3 UEFA sides are granted qualification for the Tokyo 2020 Olympic Games from the France 2019 World Cup. These spaces are logically given to the 3 best performing UEFA teams at the tournament; this is calculated by a league table with the number of points a team would have been expected to earn at the World Cup had it been a league, but obviously if you reach a further round you are automatically above anyone who exited in a round before yours. 

FIFA has stated that only one team could represent Team GB at the World Cup, and even though Scotland qualified, England has been nominated. England produced a semi-final finish in the 2015 World Cup and they echoed such feats with another semi-final at Euro 2017, and a repeat would likely lead to Team GB’s qualification. 

Image Credit: [The Independent]

What chance do they have?

Hot tipped favourites to claim the tickets to Tokyo 2020 are: hosts France, fellow semi-finalists and regular football rivals Germany, while the Netherlands want to create some more ‘Oranjekoorts’ (Orange Fever) they forged in their winning act at Euro 2017. Nevertheless, this is the World Cup, and as was seen at men’s World Cup this summer, anything can happen; Nordic nation’s Norway and Sweden are expected to be resilient dark horses. 

Why have Team GB not competed at football before?

 There has always been a common concern within the home nation’that if they allowed there to be a Team GB football side at the Olympics, FIFA would force them to join for their competitions. Furthermore, reasons for why the respective FA’s have been so disunited is due to the political side and fears of national identity being marred. It is long known in football folk law that Scotland hate England, Wales hate England, and Northern Ireland hate England. This is why in 2008 when the Women’s side qualified for Beijing, it was at the refusal of Scotland, Wales and Northern Ireland FA’s. Former Sports Minister (2001-2007)Richard Carbon, described it as a “National scandal… that these nearly all-male organisations can deny their women footballers the chance to play in the Olympics is beyond belief.

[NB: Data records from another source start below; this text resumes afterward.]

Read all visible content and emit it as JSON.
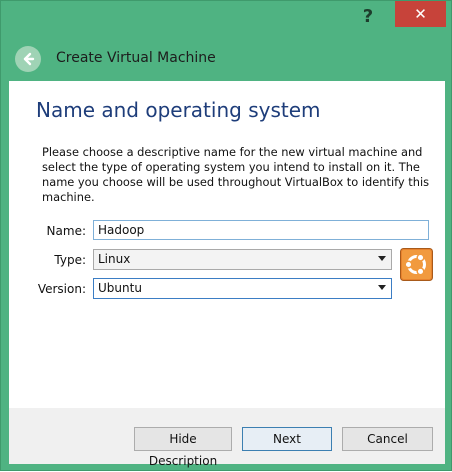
{
  "window": {
    "help_label": "?",
    "close_label": "✕"
  },
  "header": {
    "title": "Create Virtual Machine",
    "back_icon": "back-arrow-icon"
  },
  "page": {
    "title": "Name and operating system",
    "description": "Please choose a descriptive name for the new virtual machine and select the type of operating system you intend to install on it. The name you choose will be used throughout VirtualBox to identify this machine."
  },
  "form": {
    "name_label": "Name:",
    "name_value": "Hadoop",
    "type_label": "Type:",
    "type_value": "Linux",
    "version_label": "Version:",
    "version_value": "Ubuntu",
    "os_icon": "ubuntu-os-icon"
  },
  "footer": {
    "hide_description_label": "Hide Description",
    "next_label": "Next",
    "cancel_label": "Cancel"
  },
  "colors": {
    "window_frame": "#4fb382",
    "close_button": "#c7433a",
    "title_text": "#1e3d7a"
  }
}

“There is an element of politics at play here, but we understand, especially for the women’s game, there is some benefit in our women having some competition experience and the Olympics provides that”.

Team GB did manage to put out a team in the London Summer Olympic Games in 2012, and overall it was a success; except for Julie Fleeting, daughter of Jim Fleeting (SFA’s Director of Football Development), ruling herself out on anguish that participation may jeopardise the Scottish national team. Before Rio 2016 there was an attempt to produce another Women’s side, but this was blocked again by Scotland, Wales, and Northern Ireland. It is easy to understand why Scotland, Wales, Northern Ireland FA’s are hesitant to join England for Team GB given the history between these nations and their football odes to tribalism, but it’s 2018 and we are way past that and the only ones that lose from this arrangement are the players. The Welsh FA’s Chief Executive, Jonathon Ford, in comments to the BBC explained: “There is an element of politics at play here, but we understand, especially for the women’s game, there is some benefit in our women having some competition experience and the Olympics provides that.”

 Politics often runs across a contentious tightrope with sport, with politically based boycotts at both the 1980 and 1984 Olympics, and with Theresa May calling for one at Russia’s 2018 Men’s World Cup. Sometimes it is justified, sometimes it is just a politician wanting to make a statement that will get screen time. Even so, it is great to see sport and politics adjoined in some sort of agreement that will help Women’s football move in a direction that will hopefully celebrate everything that is great about Women’s football in the UK.

Owen Ellicott